» EXERCISE OBJECTIVE
Go through the material below and return each line with the string "JSON" in it.

» SUPPLIED ENTRIES
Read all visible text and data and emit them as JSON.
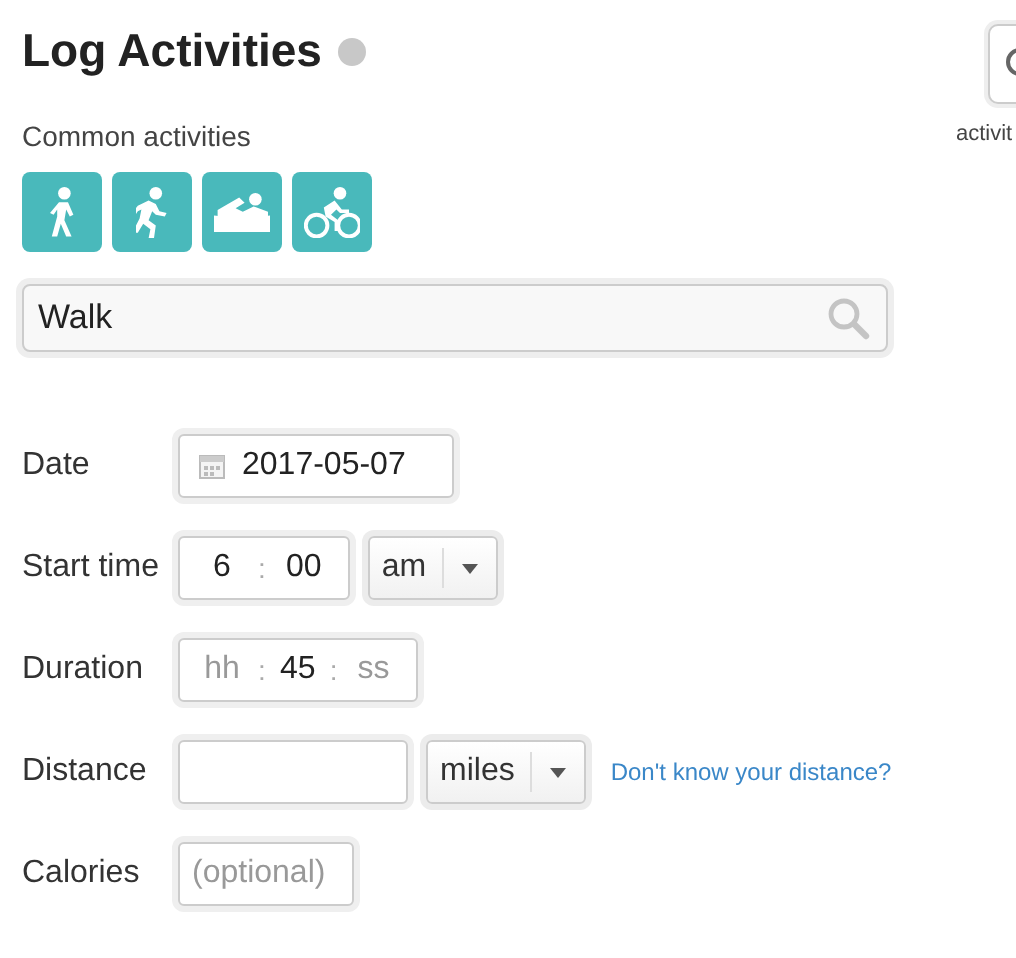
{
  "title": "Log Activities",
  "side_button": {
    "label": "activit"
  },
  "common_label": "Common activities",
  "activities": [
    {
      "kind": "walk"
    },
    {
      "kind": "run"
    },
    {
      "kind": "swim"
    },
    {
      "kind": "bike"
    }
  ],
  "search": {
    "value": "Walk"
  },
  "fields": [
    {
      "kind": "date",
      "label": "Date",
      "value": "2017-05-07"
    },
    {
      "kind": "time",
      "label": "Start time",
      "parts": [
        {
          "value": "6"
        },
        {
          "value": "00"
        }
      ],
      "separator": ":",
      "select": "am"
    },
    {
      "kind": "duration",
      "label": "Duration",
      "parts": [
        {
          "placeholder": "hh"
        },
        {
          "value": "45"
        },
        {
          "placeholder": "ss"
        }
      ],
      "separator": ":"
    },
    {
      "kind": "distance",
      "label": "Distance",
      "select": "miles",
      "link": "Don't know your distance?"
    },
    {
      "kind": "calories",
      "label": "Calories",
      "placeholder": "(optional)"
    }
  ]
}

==

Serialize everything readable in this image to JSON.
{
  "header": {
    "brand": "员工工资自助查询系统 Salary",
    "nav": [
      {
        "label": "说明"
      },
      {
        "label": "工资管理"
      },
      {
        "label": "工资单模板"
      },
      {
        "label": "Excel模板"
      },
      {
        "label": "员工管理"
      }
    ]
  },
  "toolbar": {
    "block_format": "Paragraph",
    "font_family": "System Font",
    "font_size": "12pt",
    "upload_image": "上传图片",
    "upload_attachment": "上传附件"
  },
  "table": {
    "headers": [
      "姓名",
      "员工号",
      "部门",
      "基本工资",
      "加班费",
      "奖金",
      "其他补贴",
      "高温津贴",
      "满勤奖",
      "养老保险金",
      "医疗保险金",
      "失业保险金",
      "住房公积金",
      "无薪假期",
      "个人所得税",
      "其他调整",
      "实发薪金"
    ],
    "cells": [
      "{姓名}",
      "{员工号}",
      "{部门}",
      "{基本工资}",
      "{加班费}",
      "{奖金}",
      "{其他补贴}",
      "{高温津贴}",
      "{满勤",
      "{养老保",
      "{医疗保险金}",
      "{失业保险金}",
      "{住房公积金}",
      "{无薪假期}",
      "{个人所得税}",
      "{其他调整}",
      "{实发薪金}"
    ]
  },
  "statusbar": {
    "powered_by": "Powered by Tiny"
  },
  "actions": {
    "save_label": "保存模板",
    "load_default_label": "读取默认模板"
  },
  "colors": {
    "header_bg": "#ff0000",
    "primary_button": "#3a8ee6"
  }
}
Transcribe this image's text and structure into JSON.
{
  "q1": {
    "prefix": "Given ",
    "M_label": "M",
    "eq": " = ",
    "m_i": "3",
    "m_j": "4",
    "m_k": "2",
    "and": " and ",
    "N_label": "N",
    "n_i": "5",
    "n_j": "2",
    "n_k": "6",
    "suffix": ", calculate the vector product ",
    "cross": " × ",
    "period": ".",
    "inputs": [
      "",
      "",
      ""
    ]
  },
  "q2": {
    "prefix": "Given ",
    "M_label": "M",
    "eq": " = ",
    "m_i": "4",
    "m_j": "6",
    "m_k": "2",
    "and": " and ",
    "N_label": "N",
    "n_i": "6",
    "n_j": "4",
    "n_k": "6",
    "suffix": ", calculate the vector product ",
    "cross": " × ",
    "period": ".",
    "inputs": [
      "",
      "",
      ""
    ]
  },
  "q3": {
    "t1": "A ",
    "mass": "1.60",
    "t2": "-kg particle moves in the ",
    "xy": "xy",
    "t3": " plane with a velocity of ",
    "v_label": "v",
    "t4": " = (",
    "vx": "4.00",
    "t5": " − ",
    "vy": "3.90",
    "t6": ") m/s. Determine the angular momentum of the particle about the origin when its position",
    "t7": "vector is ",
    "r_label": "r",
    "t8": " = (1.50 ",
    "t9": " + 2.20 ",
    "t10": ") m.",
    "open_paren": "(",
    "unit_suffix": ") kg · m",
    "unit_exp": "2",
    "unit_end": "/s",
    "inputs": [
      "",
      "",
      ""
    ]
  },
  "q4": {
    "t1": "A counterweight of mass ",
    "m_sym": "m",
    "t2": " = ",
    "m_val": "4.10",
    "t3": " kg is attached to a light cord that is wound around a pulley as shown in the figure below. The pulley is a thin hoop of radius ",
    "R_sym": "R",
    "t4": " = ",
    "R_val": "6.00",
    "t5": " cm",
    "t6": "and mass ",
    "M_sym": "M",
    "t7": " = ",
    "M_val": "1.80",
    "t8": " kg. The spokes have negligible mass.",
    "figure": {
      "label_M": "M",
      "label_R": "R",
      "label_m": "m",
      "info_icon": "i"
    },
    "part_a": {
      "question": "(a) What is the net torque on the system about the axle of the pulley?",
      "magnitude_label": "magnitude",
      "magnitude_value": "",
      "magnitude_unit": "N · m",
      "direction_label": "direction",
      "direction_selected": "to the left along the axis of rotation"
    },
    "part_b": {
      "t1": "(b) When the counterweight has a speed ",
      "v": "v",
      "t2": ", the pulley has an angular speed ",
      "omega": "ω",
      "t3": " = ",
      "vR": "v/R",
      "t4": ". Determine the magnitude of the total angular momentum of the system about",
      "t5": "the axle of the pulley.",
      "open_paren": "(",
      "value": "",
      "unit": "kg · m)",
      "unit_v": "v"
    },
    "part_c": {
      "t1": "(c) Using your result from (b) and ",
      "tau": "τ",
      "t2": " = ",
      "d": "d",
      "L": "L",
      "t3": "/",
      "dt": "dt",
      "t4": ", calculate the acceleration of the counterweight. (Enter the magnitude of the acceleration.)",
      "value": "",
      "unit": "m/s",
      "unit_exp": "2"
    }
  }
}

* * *

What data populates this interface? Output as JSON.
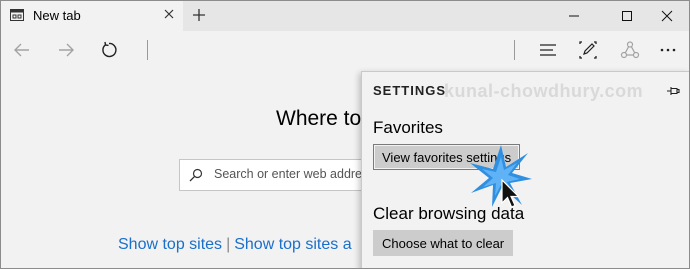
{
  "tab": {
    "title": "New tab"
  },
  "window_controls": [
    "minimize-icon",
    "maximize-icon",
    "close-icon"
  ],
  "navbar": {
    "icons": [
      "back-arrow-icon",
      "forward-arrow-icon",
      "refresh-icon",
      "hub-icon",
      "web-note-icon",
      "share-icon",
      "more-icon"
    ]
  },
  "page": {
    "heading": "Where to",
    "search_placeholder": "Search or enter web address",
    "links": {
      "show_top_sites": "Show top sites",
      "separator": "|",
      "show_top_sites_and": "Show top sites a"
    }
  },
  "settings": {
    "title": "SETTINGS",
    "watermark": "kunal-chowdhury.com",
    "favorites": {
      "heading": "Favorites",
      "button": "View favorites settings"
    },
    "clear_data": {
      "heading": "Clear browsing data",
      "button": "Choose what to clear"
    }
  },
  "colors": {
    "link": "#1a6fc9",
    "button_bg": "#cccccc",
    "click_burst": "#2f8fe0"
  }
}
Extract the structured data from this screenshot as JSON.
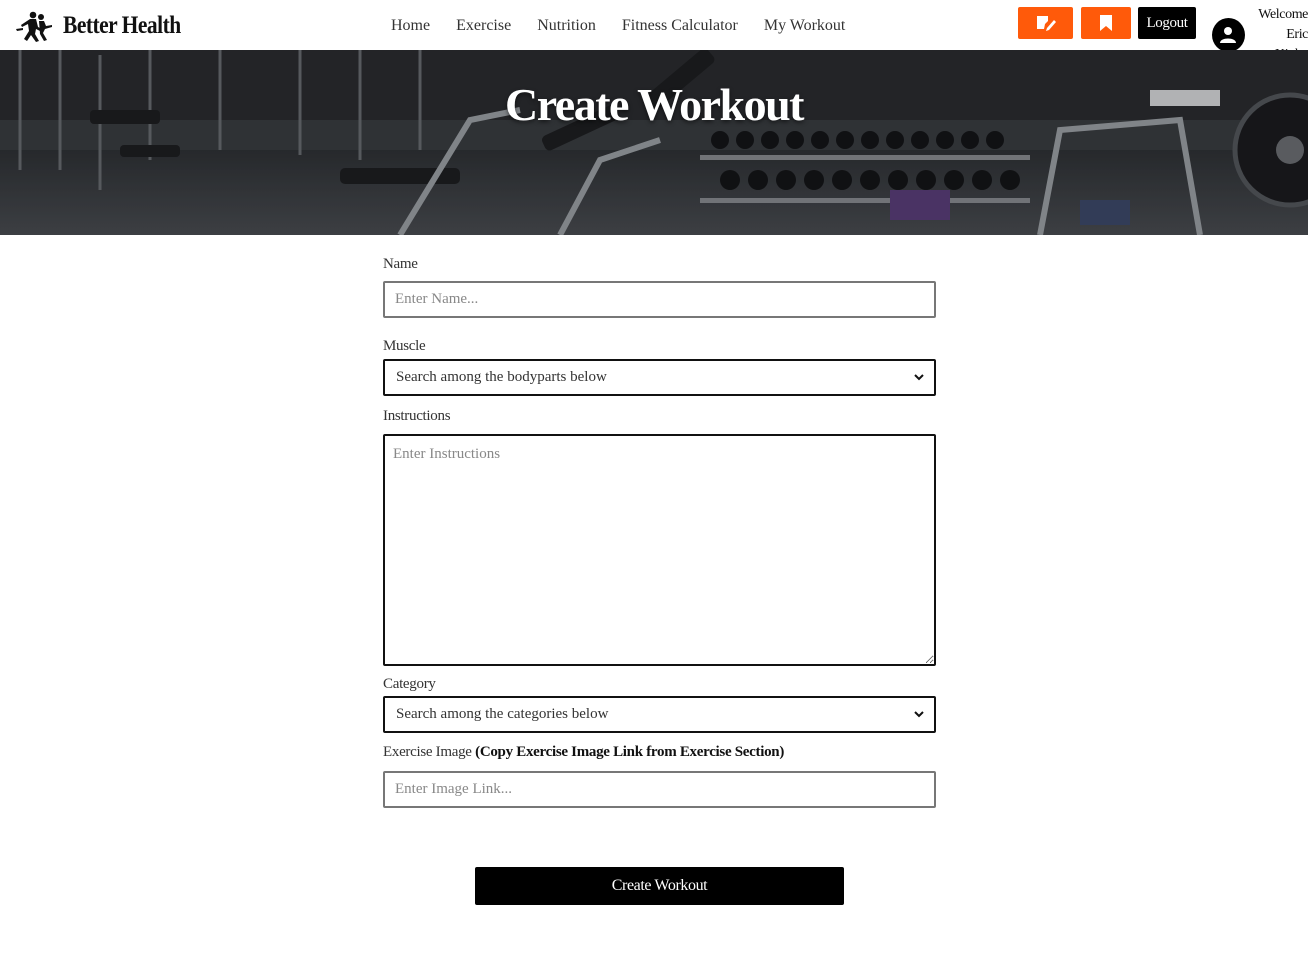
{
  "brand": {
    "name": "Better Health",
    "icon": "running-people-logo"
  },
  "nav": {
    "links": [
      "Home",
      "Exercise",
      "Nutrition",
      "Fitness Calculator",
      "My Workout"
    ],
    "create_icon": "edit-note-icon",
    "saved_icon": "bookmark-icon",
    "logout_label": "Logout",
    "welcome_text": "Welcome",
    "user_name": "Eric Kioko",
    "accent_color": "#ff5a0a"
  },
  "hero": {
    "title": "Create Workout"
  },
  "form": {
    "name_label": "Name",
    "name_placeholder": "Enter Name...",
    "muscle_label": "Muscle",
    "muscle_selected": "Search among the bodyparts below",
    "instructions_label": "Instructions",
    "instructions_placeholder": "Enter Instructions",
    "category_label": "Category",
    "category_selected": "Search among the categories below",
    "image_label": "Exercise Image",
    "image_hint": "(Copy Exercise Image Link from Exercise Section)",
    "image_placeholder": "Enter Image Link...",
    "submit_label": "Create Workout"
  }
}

» ANSWER
Read all visible text and data and emit them as JSON.
Serialize everything readable in this image to JSON.
Transcribe this image's text and structure into JSON.
What data populates this interface? Output as JSON.
Extract the structured data from this screenshot as JSON.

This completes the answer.